In the nineteenth century, the word bohemians initially conjured the primitive, exotic and mysterious power of gypsies, but in a few short years would be used to describe any nomadic or vagabond character - with strong overtones of poverty and even criminality. In Australia, bohemians have been associated with subcultures, and movements across most creative arts and media for more than 150 years. Our cities spawned networks of poets, painters, novelists, journalists, philosophers, actors, filmmakers, comedians and hackers as famous for their controversial, eccentric lifestyles as for the work they produced. Dancing with Empty Pockets is an exploration, and a celebration, of Australia's most creative figures - our bohemians, from Marcus Clarke through to the twenty-first century - and it is a must-read for everyone interested in our counter culture.
Dr Tony Moore is a writer, historian and academic based in Melbourne. He has a PhD in Australian history from the University of Sydney and is a lecturer at the National Centre for Australian Studies, Monash University. Tony's career has spanned political activism, documentary making at the ABC, journalism and book publishing.

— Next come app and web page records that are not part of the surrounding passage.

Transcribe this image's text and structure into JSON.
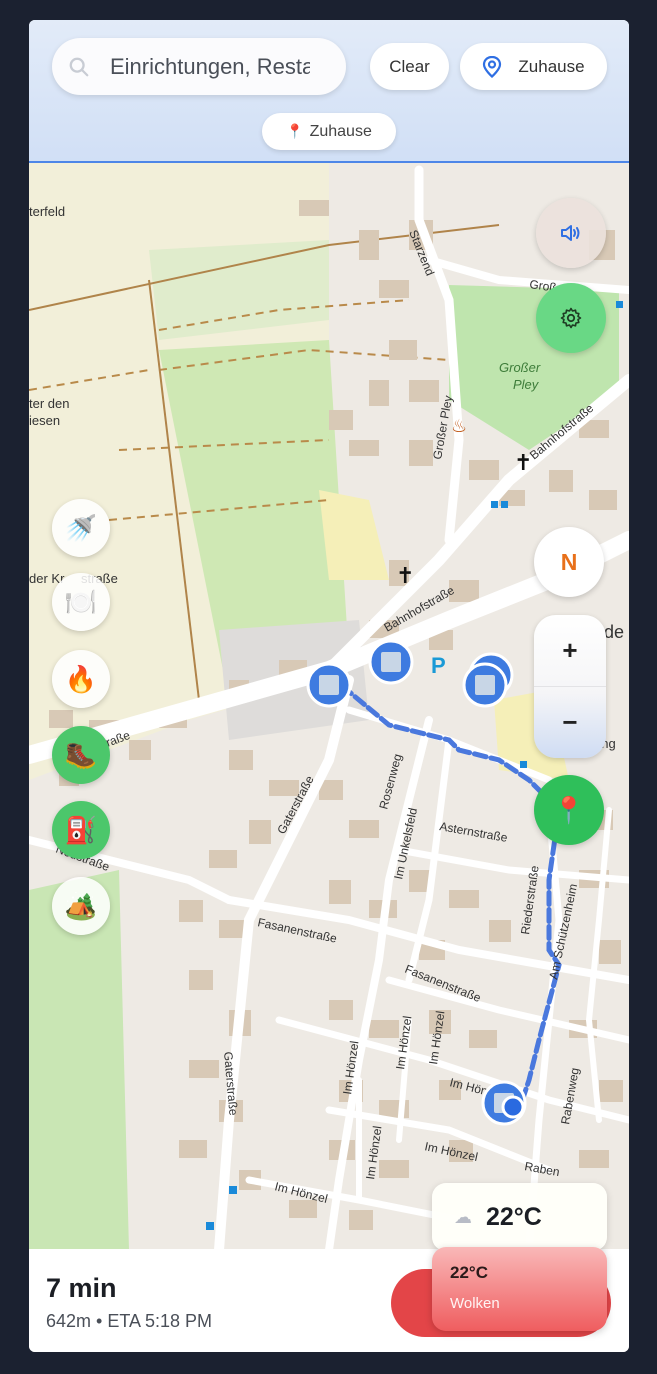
{
  "search": {
    "placeholder": "Einrichtungen, Restaurants",
    "value": "Einrichtungen, Resta",
    "icon": "search-icon"
  },
  "header": {
    "clear_label": "Clear",
    "home_label": "Zuhause",
    "home_icon": "location-pin-outline-icon"
  },
  "destination_chip": {
    "label": "Zuhause",
    "icon": "red-pushpin-icon"
  },
  "categories": [
    {
      "name": "shower",
      "icon": "🚿",
      "active": false
    },
    {
      "name": "restaurant",
      "icon": "🍽️",
      "active": false
    },
    {
      "name": "fire",
      "icon": "🔥",
      "active": false
    },
    {
      "name": "hiking",
      "icon": "🥾",
      "active": true
    },
    {
      "name": "fuel",
      "icon": "⛽",
      "active": true
    },
    {
      "name": "camping",
      "icon": "🏕️",
      "active": false
    }
  ],
  "controls": {
    "compass_label": "N",
    "zoom_in": "+",
    "zoom_out": "−",
    "sound_icon": "speaker-icon",
    "settings_icon": "gear-icon",
    "destination_icon": "📍"
  },
  "map_labels": {
    "streets": [
      "Starzend",
      "Großer",
      "Bahnhofstraße",
      "Bahnhofstraße",
      "Großer Pley",
      "Gaterstraße",
      "Rosenweg",
      "Im Unkelsfeld",
      "Asternstraße",
      "Riederstraße",
      "Am Schützenheim",
      "Fasanenstraße",
      "Fasanenstraße",
      "Neustraße",
      "straße",
      "Im Hönzel",
      "Im Hönzel",
      "Im Hönzel",
      "Im Hönzel",
      "Im Hönzel",
      "Im Hönzel",
      "Im Hönzel",
      "Gaterstraße",
      "Rabenweg",
      "Raben"
    ],
    "areas": [
      "terfeld",
      "ter den",
      "iesen",
      "Großer",
      "Pley",
      "der Kr",
      "straße",
      "de",
      "ung"
    ],
    "parking": "P"
  },
  "route": {
    "time": "7 min",
    "details": "642m • ETA 5:18 PM"
  },
  "weather": {
    "temp_main": "22°C",
    "temp_secondary": "22°C",
    "condition": "Wolken",
    "icon": "cloud-icon"
  },
  "colors": {
    "route": "#4a78dd",
    "accent_green": "#2fbf5a",
    "go_red": "#e34548",
    "compass": "#e8701a"
  }
}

He is commissioning editor of the 'Australian Encounters' book series for Cambridge University Press and has authored two books: The Barry McKenzie Movies (2005) and Death or Liberty (2010).